Tolerance lost when we as a city decided that our progressiveness had no room for other ideas or points of view. Tolerance lost when we had too much pride to allow a different group to speak. Tolerance lost when we unknowingly gave liberalism and Democracy a bad name through our inability to practice the one idea that we advocate for the most.
The very First Amendment to the Constitution reads, “Congress shall make no law respecting an establishment of religion, or prohibiting the free exercise thereof; or abridging the freedom of speech, or of the press; or the right of the people peaceably to assemble, and to petition the Government for a redress of grievances.”
Although the San Francisco government did grant Patriot Prayer the permit needed for them to assemble at Crissy Field, they also publicly denounced the group, antagonized the situation, and mislabeled Patriot Prayer as a hate group.
“Liberals are intolerant.”
There’s a sentence you wouldn’t expect to hear.
Here in the Bay Area, many proudly declare themselves as liberal.
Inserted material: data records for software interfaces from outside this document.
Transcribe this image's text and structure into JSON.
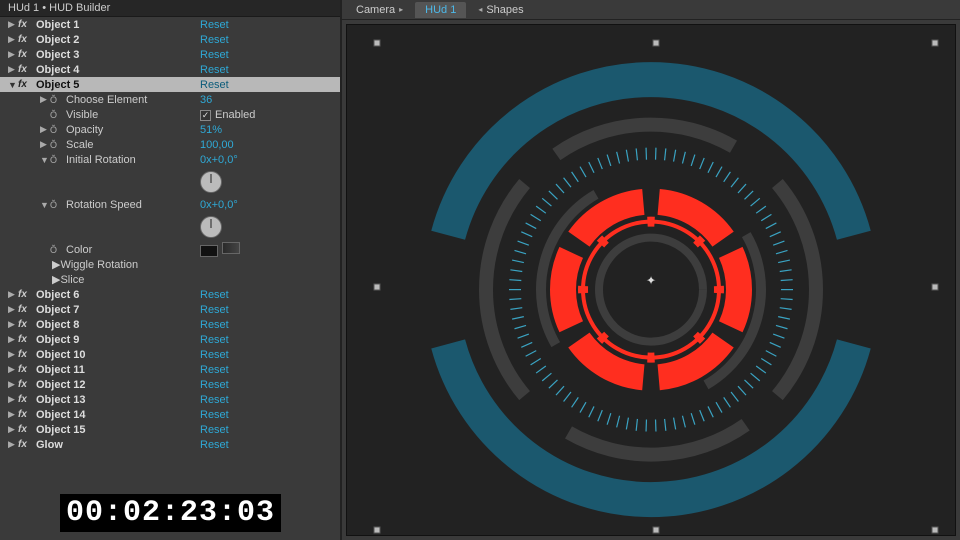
{
  "panel": {
    "title": "HUd 1 • HUD Builder",
    "objects": [
      {
        "name": "Object 1",
        "value": "Reset",
        "expanded": false,
        "selected": false
      },
      {
        "name": "Object 2",
        "value": "Reset",
        "expanded": false,
        "selected": false
      },
      {
        "name": "Object 3",
        "value": "Reset",
        "expanded": false,
        "selected": false
      },
      {
        "name": "Object 4",
        "value": "Reset",
        "expanded": false,
        "selected": false
      },
      {
        "name": "Object 5",
        "value": "Reset",
        "expanded": true,
        "selected": true
      },
      {
        "name": "Object 6",
        "value": "Reset",
        "expanded": false,
        "selected": false
      },
      {
        "name": "Object 7",
        "value": "Reset",
        "expanded": false,
        "selected": false
      },
      {
        "name": "Object 8",
        "value": "Reset",
        "expanded": false,
        "selected": false
      },
      {
        "name": "Object 9",
        "value": "Reset",
        "expanded": false,
        "selected": false
      },
      {
        "name": "Object 10",
        "value": "Reset",
        "expanded": false,
        "selected": false
      },
      {
        "name": "Object 11",
        "value": "Reset",
        "expanded": false,
        "selected": false
      },
      {
        "name": "Object 12",
        "value": "Reset",
        "expanded": false,
        "selected": false
      },
      {
        "name": "Object 13",
        "value": "Reset",
        "expanded": false,
        "selected": false
      },
      {
        "name": "Object 14",
        "value": "Reset",
        "expanded": false,
        "selected": false
      },
      {
        "name": "Object 15",
        "value": "Reset",
        "expanded": false,
        "selected": false
      },
      {
        "name": "Glow",
        "value": "Reset",
        "expanded": false,
        "selected": false
      }
    ],
    "obj5_props": {
      "choose_element_label": "Choose Element",
      "choose_element_value": "36",
      "visible_label": "Visible",
      "visible_value": "Enabled",
      "opacity_label": "Opacity",
      "opacity_value": "51%",
      "scale_label": "Scale",
      "scale_value": "100,00",
      "initial_rotation_label": "Initial Rotation",
      "initial_rotation_value": "0x+0,0°",
      "rotation_speed_label": "Rotation Speed",
      "rotation_speed_value": "0x+0,0°",
      "color_label": "Color",
      "wiggle_label": "Wiggle Rotation",
      "slice_label": "Slice"
    }
  },
  "tabs": {
    "camera": "Camera",
    "hud": "HUd 1",
    "shapes": "Shapes"
  },
  "timecode": "00:02:23:03",
  "colors": {
    "link": "#2fa9d6",
    "hud_red": "#ff2e1f",
    "hud_teal": "#1b586e",
    "hud_cyan": "#3aa3c2",
    "hud_grey": "#3d3d3d"
  }
}
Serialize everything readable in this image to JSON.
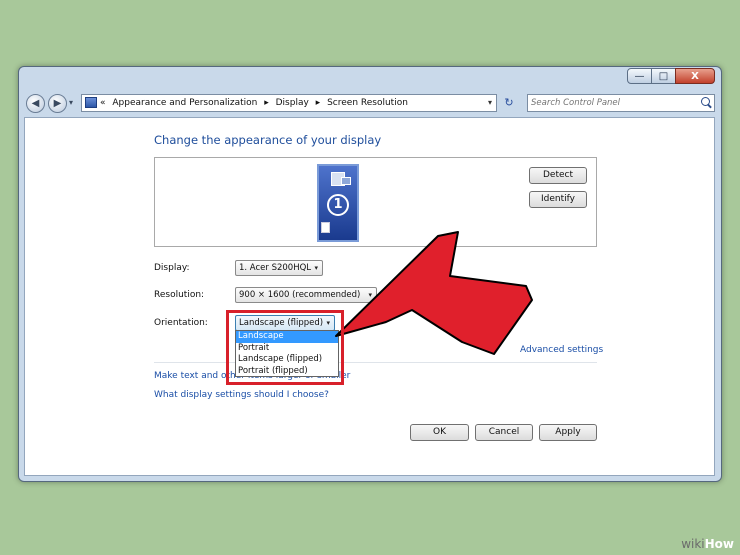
{
  "window": {
    "controls": {
      "minimize": "—",
      "maximize": "□",
      "close": "X"
    }
  },
  "nav": {
    "back": "◀",
    "forward": "▶",
    "history_dropdown": "▾",
    "breadcrumb_overflow": "«",
    "breadcrumbs": [
      "Appearance and Personalization",
      "Display",
      "Screen Resolution"
    ],
    "address_dropdown": "▾",
    "refresh": "↻",
    "search_placeholder": "Search Control Panel"
  },
  "page": {
    "title": "Change the appearance of your display",
    "monitor_number": "1",
    "detect_label": "Detect",
    "identify_label": "Identify",
    "display_label": "Display:",
    "display_value": "1. Acer S200HQL",
    "resolution_label": "Resolution:",
    "resolution_value": "900 × 1600 (recommended)",
    "orientation_label": "Orientation:",
    "orientation_value": "Landscape (flipped)",
    "combo_arrow": "▾",
    "orientation_options": [
      "Landscape",
      "Portrait",
      "Landscape (flipped)",
      "Portrait (flipped)"
    ],
    "orientation_highlighted_index": 0,
    "advanced_link": "Advanced settings",
    "make_text_link": "Make text and other items larger or smaller",
    "which_settings_link": "What display settings should I choose?",
    "ok_label": "OK",
    "cancel_label": "Cancel",
    "apply_label": "Apply"
  },
  "overlay": {
    "arrow_color": "#e0202c",
    "highlight_color": "#d8202a"
  },
  "watermark": {
    "wiki": "wiki",
    "how": "How"
  }
}
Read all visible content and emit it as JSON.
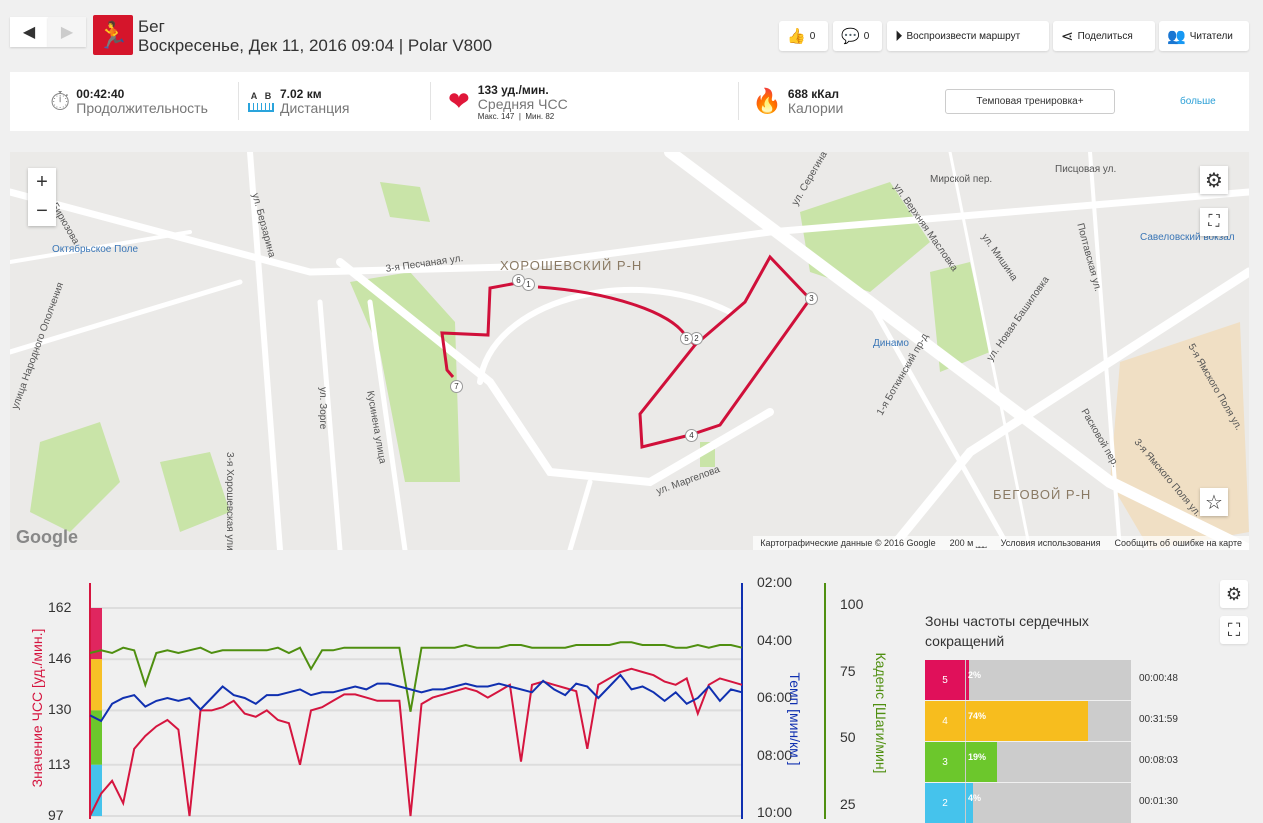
{
  "header": {
    "title": "Бег",
    "subtitle": "Воскресенье, Дек 11, 2016 09:04 | Polar V800",
    "back": "◀",
    "forward": "▶"
  },
  "actions": {
    "likes": "0",
    "comments": "0",
    "play_route": "Воспроизвести маршрут",
    "share": "Поделиться",
    "followers": "Читатели"
  },
  "stats": {
    "duration": {
      "value": "00:42:40",
      "label": "Продолжительность"
    },
    "distance": {
      "a": "A",
      "b": "B",
      "value": "7.02 км",
      "label": "Дистанция"
    },
    "hr": {
      "value": "133 уд./мин.",
      "label": "Средняя ЧСС",
      "max": "Макс. 147",
      "min": "Мин. 82"
    },
    "calories": {
      "value": "688 кКал",
      "label": "Калории"
    },
    "training_type": "Темповая тренировка+",
    "more": "больше"
  },
  "map": {
    "labels": [
      "Октябрьское Поле",
      "ХОРОШЕВСКИЙ Р-Н",
      "3-я Песчаная ул.",
      "ул. Зорге",
      "Кусинена улица",
      "3-я Хорошевская улица",
      "улица Народного Ополчения",
      "Динамо",
      "Савеловский вокзал",
      "БЕГОВОЙ Р-Н",
      "ул. Новая Башиловка",
      "ул. Маргелова",
      "ул. Серегина",
      "Расковой пер.",
      "ул. Бирюзова",
      "ул. Берзарина",
      "5-я Ямского Поля ул.",
      "3-я Ямского Поля ул.",
      "Писцовая ул.",
      "Полтавская ул.",
      "ул. Верхняя Масловка",
      "Мирской пер.",
      "ул. Мишина",
      "1-я Боткинский пр-д"
    ],
    "markers": [
      "1",
      "2",
      "3",
      "4",
      "5",
      "6",
      "7"
    ],
    "attribution": "Картографические данные © 2016 Google",
    "scale": "200 м",
    "terms": "Условия использования",
    "report": "Сообщить об ошибке на карте",
    "logo": "Google",
    "zoom_in": "+",
    "zoom_out": "−"
  },
  "chart_data": {
    "type": "line",
    "left_axis": {
      "label": "Значение ЧСС [уд./мин.]",
      "ticks": [
        "162",
        "146",
        "130",
        "113",
        "97"
      ],
      "range": [
        97,
        162
      ]
    },
    "pace_axis": {
      "label": "Темп [мин/км ]",
      "ticks": [
        "02:00",
        "04:00",
        "06:00",
        "08:00",
        "10:00"
      ],
      "range_min": [
        2,
        10
      ]
    },
    "cadence_axis": {
      "label": "Каденс [Шаги/мин]",
      "ticks": [
        "100",
        "75",
        "50",
        "25"
      ],
      "range": [
        0,
        100
      ]
    },
    "series": [
      {
        "name": "ЧСС",
        "color": "#d5153f",
        "values": [
          97,
          104,
          108,
          101,
          118,
          122,
          125,
          127,
          124,
          97,
          130,
          130,
          131,
          133,
          129,
          128,
          130,
          127,
          126,
          113,
          130,
          131,
          133,
          135,
          135,
          134,
          133,
          133,
          133,
          97,
          132,
          134,
          135,
          136,
          137,
          136,
          134,
          136,
          138,
          114,
          138,
          139,
          138,
          137,
          136,
          118,
          138,
          140,
          142,
          143,
          142,
          141,
          139,
          138,
          140,
          129,
          138,
          140,
          139,
          138
        ]
      },
      {
        "name": "Темп",
        "color": "#1030b0",
        "values": [
          6.6,
          6.8,
          6.2,
          6.0,
          5.9,
          6.3,
          6.1,
          6.0,
          6.1,
          6.0,
          6.4,
          6.0,
          5.6,
          5.9,
          6.0,
          6.2,
          5.9,
          5.9,
          5.8,
          5.7,
          5.9,
          5.8,
          5.8,
          5.7,
          5.6,
          5.7,
          5.5,
          5.5,
          5.6,
          5.7,
          5.8,
          5.7,
          5.7,
          5.6,
          5.5,
          5.6,
          5.6,
          5.5,
          5.6,
          5.7,
          5.8,
          5.4,
          5.7,
          5.9,
          5.5,
          5.6,
          6.0,
          5.6,
          5.2,
          5.7,
          5.6,
          5.8,
          6.1,
          5.8,
          6.2,
          6.0,
          5.6,
          6.1,
          5.7,
          5.8
        ]
      },
      {
        "name": "Каденс",
        "color": "#4f8f10",
        "values": [
          82,
          83,
          82,
          84,
          83,
          70,
          82,
          83,
          82,
          83,
          84,
          82,
          83,
          83,
          83,
          83,
          83,
          84,
          82,
          84,
          76,
          83,
          83,
          84,
          84,
          84,
          84,
          84,
          84,
          60,
          84,
          84,
          84,
          84,
          85,
          84,
          84,
          84,
          85,
          85,
          84,
          84,
          84,
          84,
          85,
          85,
          85,
          85,
          86,
          86,
          85,
          85,
          85,
          84,
          84,
          85,
          84,
          85,
          85,
          84
        ]
      }
    ],
    "zone_bands": [
      "#e0265f",
      "#f7c026",
      "#6cc72c",
      "#45c3ec"
    ]
  },
  "zones": {
    "title": "Зоны частоты сердечных сокращений",
    "rows": [
      {
        "zone": "5",
        "pct": "2%",
        "fraction": 0.02,
        "time": "00:00:48",
        "color": "#e0105a"
      },
      {
        "zone": "4",
        "pct": "74%",
        "fraction": 0.74,
        "time": "00:31:59",
        "color": "#f7bd1e"
      },
      {
        "zone": "3",
        "pct": "19%",
        "fraction": 0.19,
        "time": "00:08:03",
        "color": "#6cc72c"
      },
      {
        "zone": "2",
        "pct": "4%",
        "fraction": 0.04,
        "time": "00:01:30",
        "color": "#45c3ec"
      }
    ]
  }
}
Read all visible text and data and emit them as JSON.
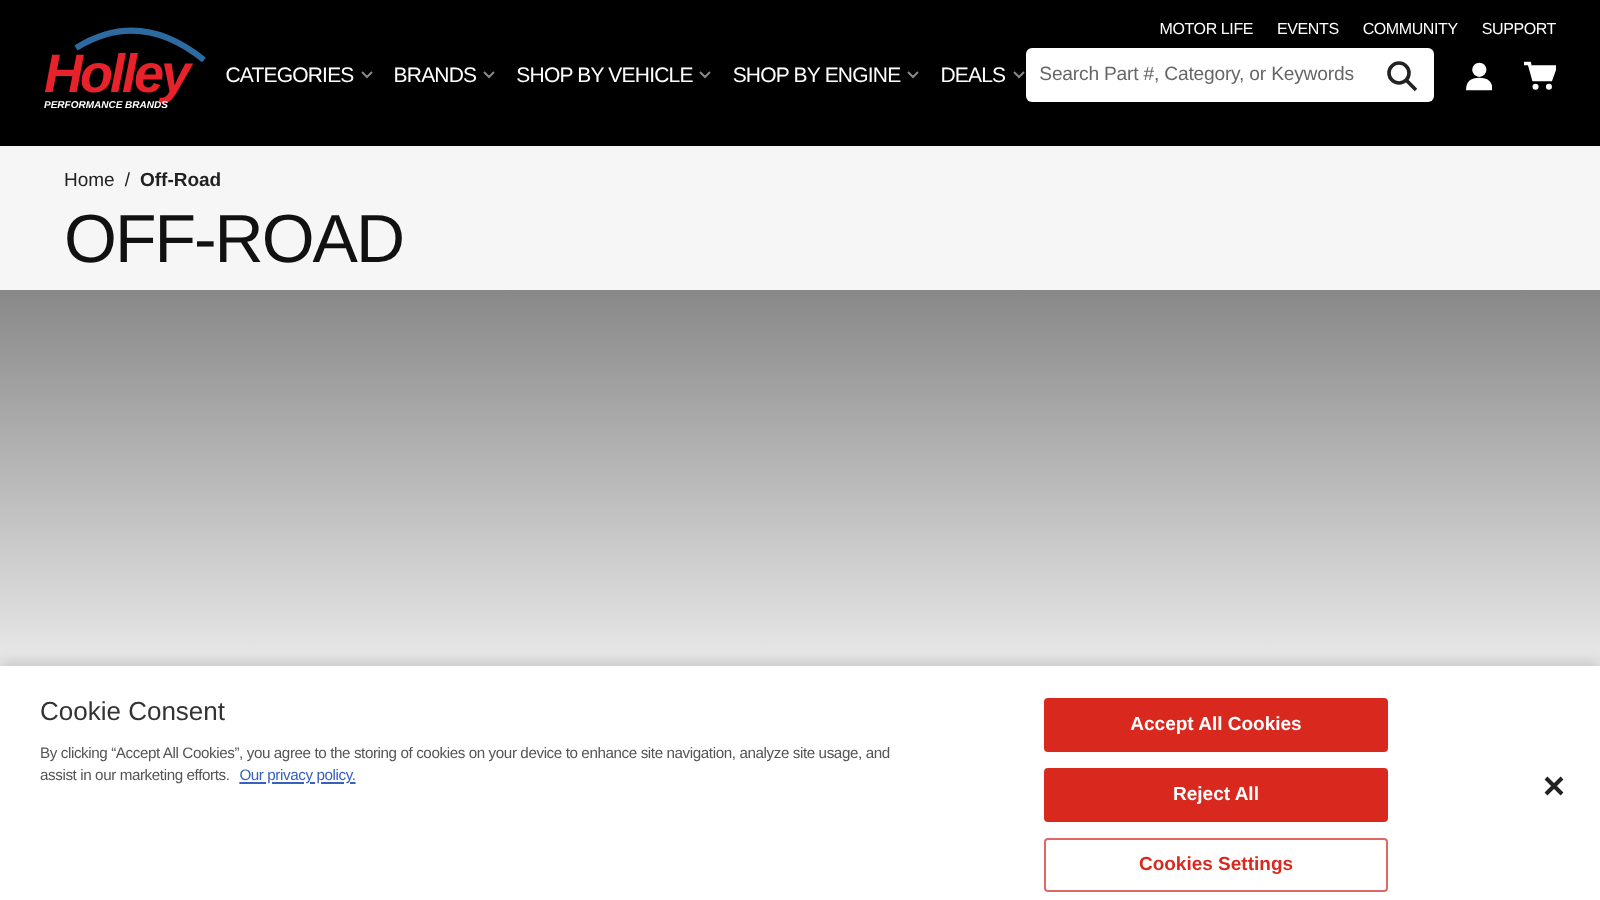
{
  "header": {
    "logo": {
      "name": "Holley",
      "tagline": "PERFORMANCE BRANDS"
    },
    "utility_links": [
      "MOTOR LIFE",
      "EVENTS",
      "COMMUNITY",
      "SUPPORT"
    ],
    "nav": [
      {
        "label": "CATEGORIES"
      },
      {
        "label": "BRANDS"
      },
      {
        "label": "SHOP BY VEHICLE"
      },
      {
        "label": "SHOP BY ENGINE"
      },
      {
        "label": "DEALS"
      }
    ],
    "search": {
      "placeholder": "Search Part #, Category, or Keywords"
    }
  },
  "breadcrumb_separator": "/",
  "breadcrumb": [
    {
      "label": "Home",
      "current": false
    },
    {
      "label": "Off-Road",
      "current": true
    }
  ],
  "page_title": "OFF-ROAD",
  "cookie_consent": {
    "title": "Cookie Consent",
    "text": "By clicking “Accept All Cookies”, you agree to the storing of cookies on your device to enhance site navigation, analyze site usage, and assist in our marketing efforts.",
    "link": "Our privacy policy.",
    "buttons": [
      {
        "label": "Accept All Cookies",
        "kind": "primary"
      },
      {
        "label": "Reject All",
        "kind": "primary"
      },
      {
        "label": "Cookies Settings",
        "kind": "outline"
      }
    ]
  }
}
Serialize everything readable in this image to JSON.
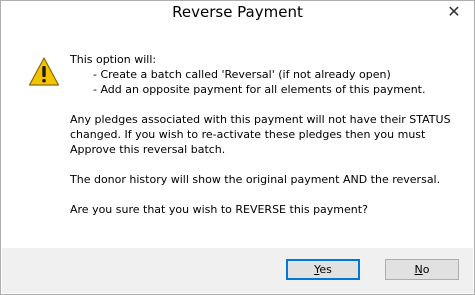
{
  "window": {
    "title": "Reverse Payment",
    "close_glyph": "✕"
  },
  "icon": {
    "name": "warning-icon",
    "fill": "#f5c300",
    "stroke": "#8a6a00",
    "mark": "!"
  },
  "message": {
    "intro": "This option will:",
    "bullet1": "- Create a batch called 'Reversal' (if not already open)",
    "bullet2": "- Add an opposite payment for all elements of this payment.",
    "pledge1": "Any pledges associated with this payment will not have their STATUS",
    "pledge2": "changed.  If you wish to re-activate these pledges then you must",
    "pledge3": "Approve this reversal batch.",
    "history": "The donor history will show the original payment AND the reversal.",
    "confirm": "Are you sure that you wish to REVERSE this payment?"
  },
  "buttons": {
    "yes": {
      "mnemonic": "Y",
      "rest": "es"
    },
    "no": {
      "mnemonic": "N",
      "rest": "o"
    }
  }
}
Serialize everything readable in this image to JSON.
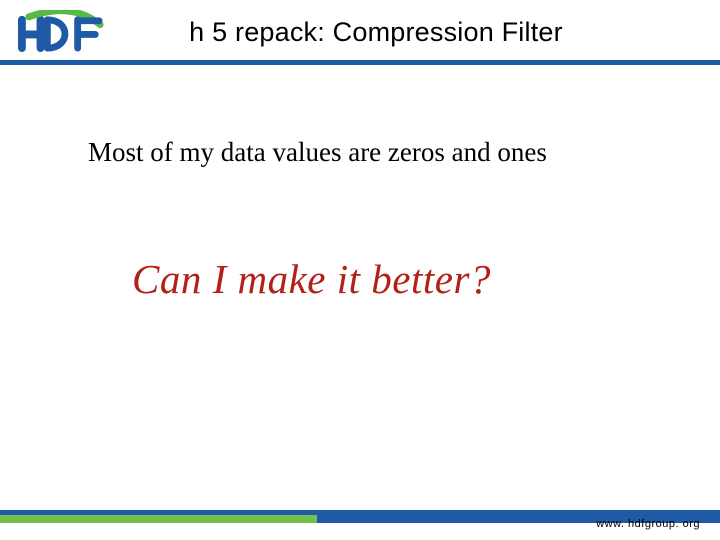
{
  "header": {
    "logo_text_main": "HDF",
    "title": "h 5 repack: Compression Filter"
  },
  "body": {
    "line1": "Most of my data values are zeros and ones",
    "callout": "Can I make it better?"
  },
  "footer": {
    "url": "www. hdfgroup. org"
  },
  "colors": {
    "accent_blue": "#1f5aa6",
    "accent_green": "#73c04a",
    "callout_red": "#b22018"
  }
}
Liberal, meaning they are open minded, inclusive, accepting of all races, ethnicities, genders, and religions.
Liberal, but apparently not accepting of anyone with different political ideals.
Saturday in San Francisco and Sunday in Berkeley were two very different scenes.
On one hand, you’ve got San Francisco, where a would-be counter-protest pretty much turned into your everyday San Francisco festival. Most people there didn’t seem to be very politically invested, they were just really into liberalism and really proud of their progressiveness. Sure, some of the counter-protesters were prepared to put their lives at risk for their cause, but most didn’t even know exactly what they were protesting.
And then there’s Berkeley, where hundreds of Democrats, anti-Fascists, and Anarchists faced off against Gibson and a small group of right-wing protesters.
The result? Multiple arrests, civilians, including Gibson, being pepper sprayed and beaten by counter-protesters, and law enforcement firing off non-lethal shots.
There’s a common factor between the two counter-protests: intolerance.
Intolerance towards the intolerant.
We say that we accept everyone, regardless of our differences, yet we reject anyone that doesn’t think as progressively as ourselves.
We’ve been fighting violence with violence, combating hate with hate. Clearly, it’s not working.
The Patriot Prayer group was immediately labeled as a white supremacist, alt-right group, despite numerous statements from Gibson refuting these claims, and even the glaring evidence in the form of Gibson himself, who is Japanese American.
It’s ironic that Gibson in some ways seems to be more accepting than the liberals who pushed for his rally to be canceled.
He publicly denounced alt-right and white supremacist groups, saying he had no interest in their support at his rallies. He claims that Patriot Prayer welcomes “moderates” of both political groups.
He also ultimately made the responsible choice to cancel the protest when concerns arose regarding the sheer number of counter-protesters planning to attend.
The events that occurred the past weekend portrayed us in a bad light.
As liberals, progressives, and Democrats, it’s up to us to show the nation that we are on the right side of history, by listening, even if we don’t agree.
Listening is one of the most direct ways to create peace and unity. I’m not saying that racist hate speech has any place in our nation, but if we listen, acknowledge, and then refute, we at least have shown that we as a collective group are willing to give others a chance to speak their minds without fear of oppression. Is that not the very premise of liberalism itself?
Everyone has the right to speak their minds, and if we create a community that is willing to listen, even when it goes against everything we stand for, then maybe we’ll be able to change some minds.